Sunday, December 5, 2010

iOS Safari text search - a feature that boldly ignores user privacy and security

In case you missed it, Apple added a new feature -- one that I don't understand how they haven't had until now -- the ability to search for text in the current page. They must have thought pretty highly of it, given that they tout it on their main iOS feature page (here).  Here's their description of the feature:

In Safari, you can do a quick text search to find and highlight specific words and phrases on even the longest web pages.

I'm highlighting this feature because the way this feature works is ridiculous.  I mean, staggeringly ridiculous.

1. You go to a web page
2. You start entering the text you want to find in the search box
3. If your search term is found in the page, the you'll see it in the search results and can select it to be found in the current web page.

Here are some screenshots of this in action searching for "iPhone" at (note the nice green EV title!):

And the corresponding request:

GET /complete/search?json=t&nolabels=t&client=iphonesafari&q=iPhone HTTP/1.1
User-Agent: Mozilla/5.0 (iPhone; U; CPU iPhone OS 4_2_1 like Mac OS X; en-us) AppleWebKit/533.17.9 (KHTML, like Gecko) Version/5.0.2 Mobile/8C148 Safari/6533.18.5
Accept: */*
Accept-Language: en-us
Accept-Encoding: gzip, deflate

Okay, so what's wrong with this?  Clearly anyone using this interface knows they are typing data into the search box from Google (or whatever search engine is selected).

Wait, stop, what?

You mean they designed a brand new feature to let you search the text of the current page, but only on the condition that you give up your privacy and security by sending it cleartext over the wire to your search provider and everyone watching the network?

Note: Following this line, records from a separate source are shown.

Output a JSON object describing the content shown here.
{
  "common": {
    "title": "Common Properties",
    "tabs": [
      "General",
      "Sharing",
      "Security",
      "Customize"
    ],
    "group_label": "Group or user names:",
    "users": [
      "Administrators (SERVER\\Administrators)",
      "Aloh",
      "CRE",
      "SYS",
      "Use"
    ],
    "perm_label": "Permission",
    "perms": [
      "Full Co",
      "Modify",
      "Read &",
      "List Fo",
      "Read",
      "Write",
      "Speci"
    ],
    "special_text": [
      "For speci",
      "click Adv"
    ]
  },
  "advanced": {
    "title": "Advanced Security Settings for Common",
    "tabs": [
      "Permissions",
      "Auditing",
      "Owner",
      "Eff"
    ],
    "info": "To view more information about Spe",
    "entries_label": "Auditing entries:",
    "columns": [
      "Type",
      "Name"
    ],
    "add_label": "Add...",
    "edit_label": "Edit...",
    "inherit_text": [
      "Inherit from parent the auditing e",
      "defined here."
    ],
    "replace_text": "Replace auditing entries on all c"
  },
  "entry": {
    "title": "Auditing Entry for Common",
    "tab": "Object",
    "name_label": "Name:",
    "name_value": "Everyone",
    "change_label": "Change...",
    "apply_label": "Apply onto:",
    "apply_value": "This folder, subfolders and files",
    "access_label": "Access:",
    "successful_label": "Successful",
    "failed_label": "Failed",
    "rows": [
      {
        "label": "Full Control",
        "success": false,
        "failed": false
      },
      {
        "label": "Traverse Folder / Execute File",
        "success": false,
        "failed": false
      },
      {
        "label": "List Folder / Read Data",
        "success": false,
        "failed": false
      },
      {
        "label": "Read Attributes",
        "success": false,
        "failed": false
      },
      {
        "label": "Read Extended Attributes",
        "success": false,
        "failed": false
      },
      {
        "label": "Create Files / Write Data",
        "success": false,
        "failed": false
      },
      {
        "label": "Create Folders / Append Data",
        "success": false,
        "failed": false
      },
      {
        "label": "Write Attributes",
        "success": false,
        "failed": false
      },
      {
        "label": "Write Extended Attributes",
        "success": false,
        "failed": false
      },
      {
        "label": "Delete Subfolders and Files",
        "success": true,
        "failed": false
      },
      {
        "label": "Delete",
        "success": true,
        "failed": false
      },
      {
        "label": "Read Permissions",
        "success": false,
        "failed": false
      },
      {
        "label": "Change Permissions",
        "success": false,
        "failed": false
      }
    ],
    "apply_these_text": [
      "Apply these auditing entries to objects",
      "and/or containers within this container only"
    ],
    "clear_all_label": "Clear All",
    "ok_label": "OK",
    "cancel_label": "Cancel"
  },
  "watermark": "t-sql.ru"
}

Yes.

Well, it's a good thing that sniffing local networks is not much of an issue.. oh wait.. ever heard of FireSheep?  The fact that FireSheep caused such problems not only highlighted the lack of basic encryption on popular websites, but also that there are indeed often attackers on the network sniffing your data.

I've always been a big fan of the way Apple makes user interfaces work.  The settings I need are normally right where I'd look for them, nice and integrated with each other.  Whoever made this feature was probably hoping for that kind of elegance, but clearly fell on their face.

Here's why I think so:

1.  You shouldn't force users to do something insecure to get the job done.  Users will do that insecure thing, and you really can't blame them.  They need to get their job done on their smart phone.

2. You shouldn't mix security context in such an irresponsible way.  I doubt most users understand they are sending this data cleartext over the wire, for everyone to see.  A traditional text search in a web page doesn't do this.  I'm not sure why you think users will get it.  Especially since they probably have faith that Apple will do its job properly.

This was a fail.  Apple is setting users up for failure.  There is absolutely no reason for this data to be disclosed, let alone in the clear, on the wire in order to search on the current web page.

I urge Apple to fix this, because they are good enough, smart enough, and doggone it people like them.  Also, it's about to be 2011.  You should make a new years resolution not to let people work on Safari UI who don't understand at least the basics of web security.


  1. How does it work on HTTPS pages?

  2. The demonstration above was an HTTPS, SSL EV, site. It is still sent cleartext because it still does the google search.